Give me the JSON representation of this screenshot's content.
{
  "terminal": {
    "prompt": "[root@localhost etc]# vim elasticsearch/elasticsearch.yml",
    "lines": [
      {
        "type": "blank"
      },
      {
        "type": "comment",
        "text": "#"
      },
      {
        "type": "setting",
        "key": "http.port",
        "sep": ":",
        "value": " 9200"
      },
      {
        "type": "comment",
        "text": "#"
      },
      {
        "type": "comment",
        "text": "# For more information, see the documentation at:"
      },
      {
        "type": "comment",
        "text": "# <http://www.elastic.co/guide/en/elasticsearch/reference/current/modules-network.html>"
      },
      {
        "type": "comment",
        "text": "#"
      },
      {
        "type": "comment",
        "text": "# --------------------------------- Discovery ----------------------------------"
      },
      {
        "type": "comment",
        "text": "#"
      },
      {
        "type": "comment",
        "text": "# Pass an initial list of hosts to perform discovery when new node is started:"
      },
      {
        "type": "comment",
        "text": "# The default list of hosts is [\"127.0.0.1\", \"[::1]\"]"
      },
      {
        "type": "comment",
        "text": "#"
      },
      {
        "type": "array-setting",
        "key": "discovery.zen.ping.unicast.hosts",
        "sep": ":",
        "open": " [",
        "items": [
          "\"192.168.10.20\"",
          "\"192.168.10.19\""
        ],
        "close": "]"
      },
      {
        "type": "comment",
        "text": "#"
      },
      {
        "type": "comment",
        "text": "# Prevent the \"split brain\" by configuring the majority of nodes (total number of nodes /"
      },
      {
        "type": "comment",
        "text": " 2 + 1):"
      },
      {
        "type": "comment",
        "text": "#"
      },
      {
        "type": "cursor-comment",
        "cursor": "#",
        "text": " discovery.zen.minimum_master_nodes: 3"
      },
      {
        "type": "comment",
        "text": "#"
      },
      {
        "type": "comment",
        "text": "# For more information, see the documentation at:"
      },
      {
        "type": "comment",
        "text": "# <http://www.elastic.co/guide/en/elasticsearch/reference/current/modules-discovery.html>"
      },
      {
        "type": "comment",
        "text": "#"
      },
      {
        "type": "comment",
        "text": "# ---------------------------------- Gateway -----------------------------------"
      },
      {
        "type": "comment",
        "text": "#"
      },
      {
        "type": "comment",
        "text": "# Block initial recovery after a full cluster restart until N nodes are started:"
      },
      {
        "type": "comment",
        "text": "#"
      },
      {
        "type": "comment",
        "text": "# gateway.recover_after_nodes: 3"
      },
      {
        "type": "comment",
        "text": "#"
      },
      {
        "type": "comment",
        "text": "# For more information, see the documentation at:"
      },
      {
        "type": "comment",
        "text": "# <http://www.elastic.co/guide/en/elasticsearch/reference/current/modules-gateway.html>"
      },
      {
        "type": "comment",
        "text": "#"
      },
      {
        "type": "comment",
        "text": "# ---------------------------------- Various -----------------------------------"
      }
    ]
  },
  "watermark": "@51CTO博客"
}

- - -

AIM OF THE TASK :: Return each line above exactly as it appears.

ANSWER TO THIS TASK ::
Give me the JSON representation of this screenshot's content.
{
  "terminal": {
    "prompt": "[root@localhost etc]# vim elasticsearch/elasticsearch.yml",
    "lines": [
      {
        "type": "blank"
      },
      {
        "type": "comment",
        "text": "#"
      },
      {
        "type": "setting",
        "key": "http.port",
        "sep": ":",
        "value": " 9200"
      },
      {
        "type": "comment",
        "text": "#"
      },
      {
        "type": "comment",
        "text": "# For more information, see the documentation at:"
      },
      {
        "type": "comment",
        "text": "# <http://www.elastic.co/guide/en/elasticsearch/reference/current/modules-network.html>"
      },
      {
        "type": "comment",
        "text": "#"
      },
      {
        "type": "comment",
        "text": "# --------------------------------- Discovery ----------------------------------"
      },
      {
        "type": "comment",
        "text": "#"
      },
      {
        "type": "comment",
        "text": "# Pass an initial list of hosts to perform discovery when new node is started:"
      },
      {
        "type": "comment",
        "text": "# The default list of hosts is [\"127.0.0.1\", \"[::1]\"]"
      },
      {
        "type": "comment",
        "text": "#"
      },
      {
        "type": "array-setting",
        "key": "discovery.zen.ping.unicast.hosts",
        "sep": ":",
        "open": " [",
        "items": [
          "\"192.168.10.20\"",
          "\"192.168.10.19\""
        ],
        "close": "]"
      },
      {
        "type": "comment",
        "text": "#"
      },
      {
        "type": "comment",
        "text": "# Prevent the \"split brain\" by configuring the majority of nodes (total number of nodes /"
      },
      {
        "type": "comment",
        "text": " 2 + 1):"
      },
      {
        "type": "comment",
        "text": "#"
      },
      {
        "type": "cursor-comment",
        "cursor": "#",
        "text": " discovery.zen.minimum_master_nodes: 3"
      },
      {
        "type": "comment",
        "text": "#"
      },
      {
        "type": "comment",
        "text": "# For more information, see the documentation at:"
      },
      {
        "type": "comment",
        "text": "# <http://www.elastic.co/guide/en/elasticsearch/reference/current/modules-discovery.html>"
      },
      {
        "type": "comment",
        "text": "#"
      },
      {
        "type": "comment",
        "text": "# ---------------------------------- Gateway -----------------------------------"
      },
      {
        "type": "comment",
        "text": "#"
      },
      {
        "type": "comment",
        "text": "# Block initial recovery after a full cluster restart until N nodes are started:"
      },
      {
        "type": "comment",
        "text": "#"
      },
      {
        "type": "comment",
        "text": "# gateway.recover_after_nodes: 3"
      },
      {
        "type": "comment",
        "text": "#"
      },
      {
        "type": "comment",
        "text": "# For more information, see the documentation at:"
      },
      {
        "type": "comment",
        "text": "# <http://www.elastic.co/guide/en/elasticsearch/reference/current/modules-gateway.html>"
      },
      {
        "type": "comment",
        "text": "#"
      },
      {
        "type": "comment",
        "text": "# ---------------------------------- Various -----------------------------------"
      }
    ]
  },
  "watermark": "@51CTO博客"
}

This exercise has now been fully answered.